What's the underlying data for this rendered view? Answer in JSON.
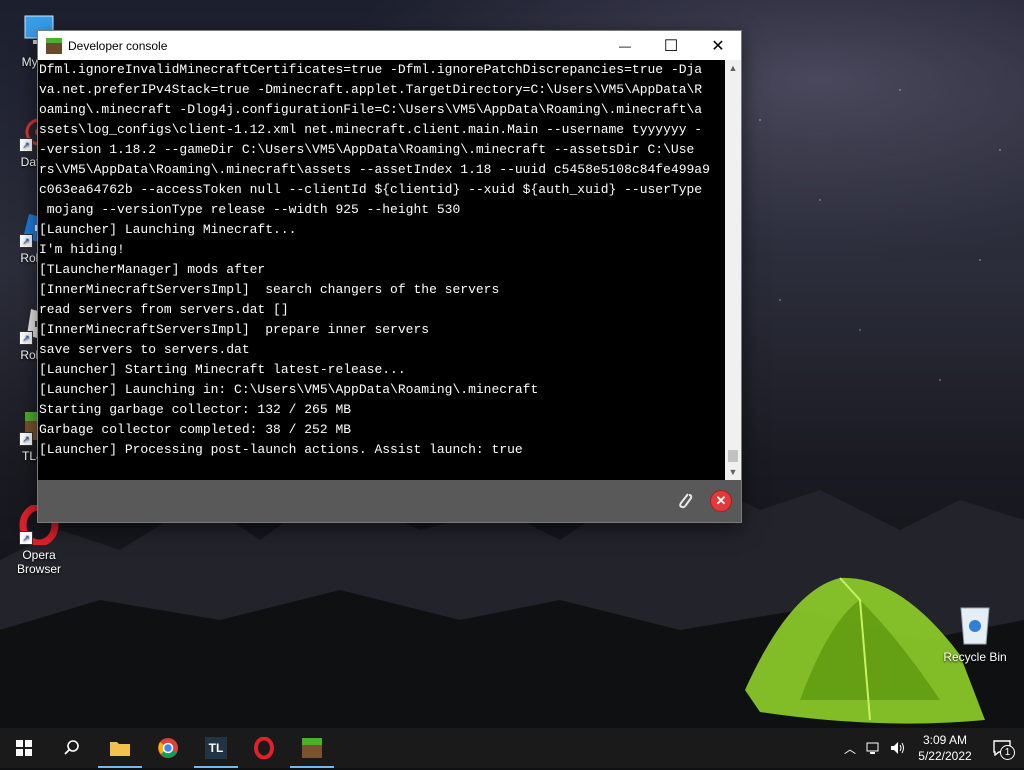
{
  "desktop": {
    "icons": [
      {
        "label": "My Co"
      },
      {
        "label": "DataW"
      },
      {
        "label": "Roblox"
      },
      {
        "label": "Roblox"
      },
      {
        "label": "TLaun"
      },
      {
        "label": "Opera Browser"
      }
    ],
    "recycle_bin": {
      "label": "Recycle Bin"
    }
  },
  "window": {
    "title": "Developer console",
    "controls": {
      "minimize": "—",
      "maximize": "☐",
      "close": "✕"
    },
    "console_lines": [
      "Dfml.ignoreInvalidMinecraftCertificates=true -Dfml.ignorePatchDiscrepancies=true -Dja",
      "va.net.preferIPv4Stack=true -Dminecraft.applet.TargetDirectory=C:\\Users\\VM5\\AppData\\R",
      "oaming\\.minecraft -Dlog4j.configurationFile=C:\\Users\\VM5\\AppData\\Roaming\\.minecraft\\a",
      "ssets\\log_configs\\client-1.12.xml net.minecraft.client.main.Main --username tyyyyyy -",
      "-version 1.18.2 --gameDir C:\\Users\\VM5\\AppData\\Roaming\\.minecraft --assetsDir C:\\Use",
      "rs\\VM5\\AppData\\Roaming\\.minecraft\\assets --assetIndex 1.18 --uuid c5458e5108c84fe499a9",
      "c063ea64762b --accessToken null --clientId ${clientid} --xuid ${auth_xuid} --userType",
      " mojang --versionType release --width 925 --height 530",
      "[Launcher] Launching Minecraft...",
      "I'm hiding!",
      "[TLauncherManager] mods after",
      "[InnerMinecraftServersImpl]  search changers of the servers",
      "read servers from servers.dat []",
      "[InnerMinecraftServersImpl]  prepare inner servers",
      "save servers to servers.dat",
      "[Launcher] Starting Minecraft latest-release...",
      "[Launcher] Launching in: C:\\Users\\VM5\\AppData\\Roaming\\.minecraft",
      "Starting garbage collector: 132 / 265 MB",
      "Garbage collector completed: 38 / 252 MB",
      "[Launcher] Processing post-launch actions. Assist launch: true"
    ]
  },
  "taskbar": {
    "clock_time": "3:09 AM",
    "clock_date": "5/22/2022",
    "notification_count": "1"
  },
  "colors": {
    "console_bg": "#000000",
    "console_fg": "#ffffff",
    "taskbar_bg": "#1a1a1a",
    "accent": "#76b9ed",
    "close_red": "#e03a3a"
  }
}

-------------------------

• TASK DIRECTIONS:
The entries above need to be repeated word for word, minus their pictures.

• OUTPUT OF THE TASK:
What's the underlying data for this rendered view? Answer in JSON.
{
  "desktop": {
    "icons": [
      {
        "label": "My Co"
      },
      {
        "label": "DataW"
      },
      {
        "label": "Roblox"
      },
      {
        "label": "Roblox"
      },
      {
        "label": "TLaun"
      },
      {
        "label": "Opera Browser"
      }
    ],
    "recycle_bin": {
      "label": "Recycle Bin"
    }
  },
  "window": {
    "title": "Developer console",
    "controls": {
      "minimize": "—",
      "maximize": "☐",
      "close": "✕"
    },
    "console_lines": [
      "Dfml.ignoreInvalidMinecraftCertificates=true -Dfml.ignorePatchDiscrepancies=true -Dja",
      "va.net.preferIPv4Stack=true -Dminecraft.applet.TargetDirectory=C:\\Users\\VM5\\AppData\\R",
      "oaming\\.minecraft -Dlog4j.configurationFile=C:\\Users\\VM5\\AppData\\Roaming\\.minecraft\\a",
      "ssets\\log_configs\\client-1.12.xml net.minecraft.client.main.Main --username tyyyyyy -",
      "-version 1.18.2 --gameDir C:\\Users\\VM5\\AppData\\Roaming\\.minecraft --assetsDir C:\\Use",
      "rs\\VM5\\AppData\\Roaming\\.minecraft\\assets --assetIndex 1.18 --uuid c5458e5108c84fe499a9",
      "c063ea64762b --accessToken null --clientId ${clientid} --xuid ${auth_xuid} --userType",
      " mojang --versionType release --width 925 --height 530",
      "[Launcher] Launching Minecraft...",
      "I'm hiding!",
      "[TLauncherManager] mods after",
      "[InnerMinecraftServersImpl]  search changers of the servers",
      "read servers from servers.dat []",
      "[InnerMinecraftServersImpl]  prepare inner servers",
      "save servers to servers.dat",
      "[Launcher] Starting Minecraft latest-release...",
      "[Launcher] Launching in: C:\\Users\\VM5\\AppData\\Roaming\\.minecraft",
      "Starting garbage collector: 132 / 265 MB",
      "Garbage collector completed: 38 / 252 MB",
      "[Launcher] Processing post-launch actions. Assist launch: true"
    ]
  },
  "taskbar": {
    "clock_time": "3:09 AM",
    "clock_date": "5/22/2022",
    "notification_count": "1"
  },
  "colors": {
    "console_bg": "#000000",
    "console_fg": "#ffffff",
    "taskbar_bg": "#1a1a1a",
    "accent": "#76b9ed",
    "close_red": "#e03a3a"
  }
}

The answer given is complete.